Records contained in a dataset:
╔══

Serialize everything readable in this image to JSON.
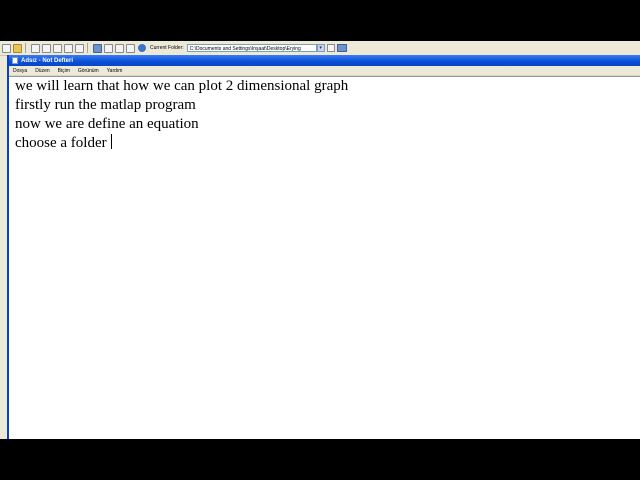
{
  "matlab_toolbar": {
    "current_folder_label": "Current Folder:",
    "current_folder_value": "C:\\Documents and Settings\\Inşaat\\Desktop\\Erying"
  },
  "notepad": {
    "title": "Adsız - Not Defteri",
    "menu": [
      "Dosya",
      "Düzen",
      "Biçim",
      "Görünüm",
      "Yardım"
    ],
    "lines": [
      "we will learn that how we can plot 2 dimensional graph",
      "firstly run the matlap program",
      "now we are define an equation",
      "choose a folder"
    ]
  },
  "colors": {
    "titlebar": "#0a4fd8",
    "chrome": "#ece9d8",
    "letterbox": "#000000"
  }
}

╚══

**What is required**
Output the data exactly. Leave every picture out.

**Response to the exercise**
Serialize everything readable in this image to JSON.
{
  "matlab_toolbar": {
    "current_folder_label": "Current Folder:",
    "current_folder_value": "C:\\Documents and Settings\\Inşaat\\Desktop\\Erying"
  },
  "notepad": {
    "title": "Adsız - Not Defteri",
    "menu": [
      "Dosya",
      "Düzen",
      "Biçim",
      "Görünüm",
      "Yardım"
    ],
    "lines": [
      "we will learn that how we can plot 2 dimensional graph",
      "firstly run the matlap program",
      "now we are define an equation",
      "choose a folder"
    ]
  },
  "colors": {
    "titlebar": "#0a4fd8",
    "chrome": "#ece9d8",
    "letterbox": "#000000"
  }
}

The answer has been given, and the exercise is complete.